The safety outcomes of endovascular therapy for intracranial artery stenosis in a real-world stetting are largely unknown. The Clinical Registration Trial of Intracranial Stenting for Patients with Symptomatic Intracranial Artery Stenosis (CRTICAS) was a prospective, multicentre, real-world registry designed to assess these outcomes and the impact of centre experience.
1140 severe, symptomatic intracranial arterial stenosis (ICAS) patients treated with endovascular therapy were included from 26 centres, further divided into three groups according to the annual centre volume of intracranial angioplasty and stent placement procedures over 2 years: (1) high volume for ≥25 cases/year; (2) moderate volume for 10–25 cases/year and (3) low volume for <10 cases/year.

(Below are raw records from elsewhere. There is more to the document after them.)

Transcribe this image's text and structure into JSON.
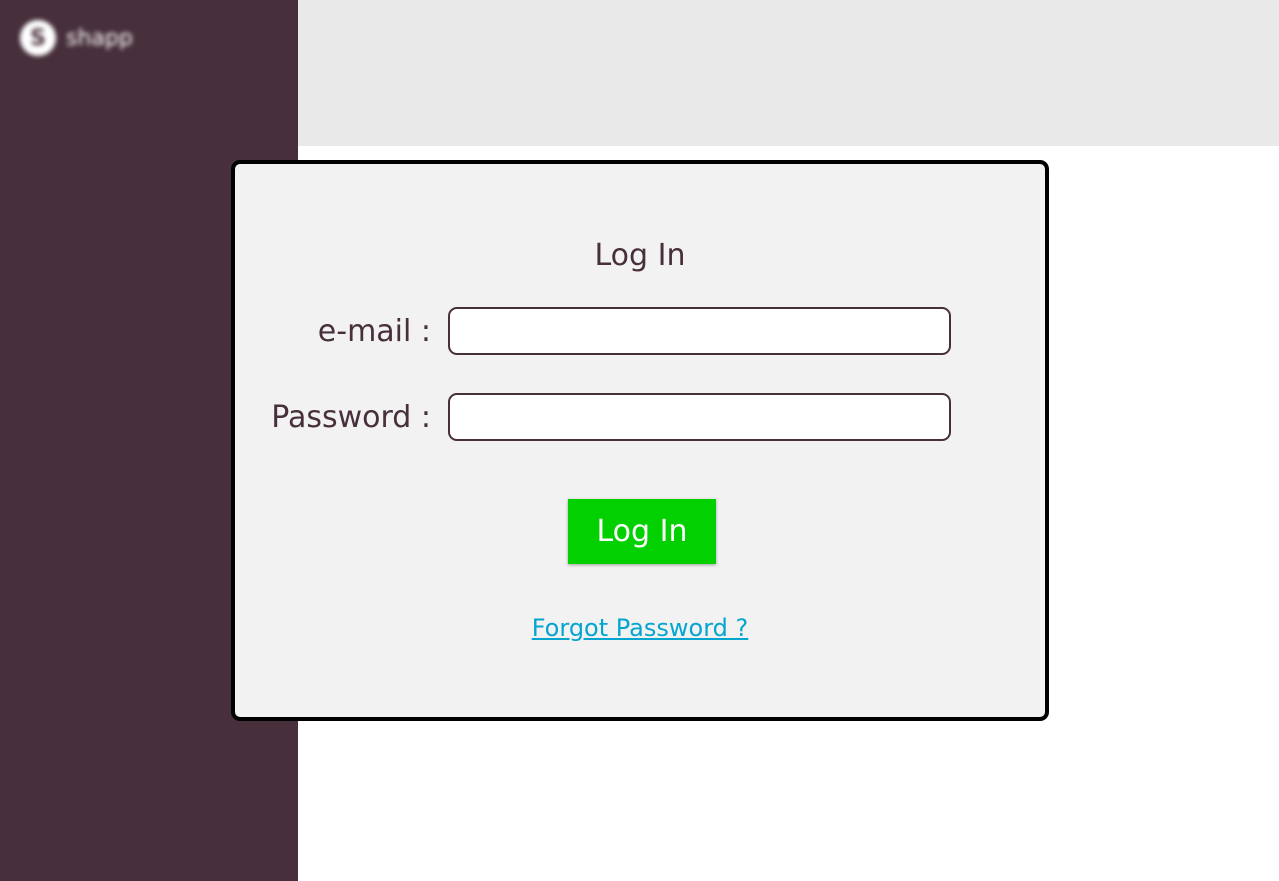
{
  "brand": {
    "logo_letter": "S",
    "name": "shapp"
  },
  "login": {
    "title": "Log In",
    "email_label": "e-mail :",
    "email_value": "",
    "password_label": "Password :",
    "password_value": "",
    "submit_label": "Log In",
    "forgot_label": "Forgot Password ?"
  },
  "colors": {
    "sidebar": "#472f3b",
    "topbar": "#e9e9e9",
    "dialog": "#f2f2f2",
    "text": "#472f3b",
    "button": "#03d000",
    "link": "#04a5cf"
  }
}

The rate of 30-day stroke, transient ischaemic attack or death was 9.7% (111), with 5.4%, 21.1% and 9.7% in high-volume, moderate-volume and low-volume centres, respectively (p<0.05). Multivariable logistic regression confirmed high-volume centres had a significantly lower primary endpoint compared with moderate-volume centres (OR=0.187, 95% CI: 0.056 to 0.627; p≤0.0001), while moderate-volume and low-volume centres showed no significant difference (p=0.8456).
Compared with the preceding randomised controlled trials, this real-world, prospective, multicentre registry shows a lower complication rate of endovascular treatment for symptomatic ICAS. Non-uniform utilisation in endovascular technology, institutional experience and patient selection in different volumes of centres may have an impact on overall safety of this treatment.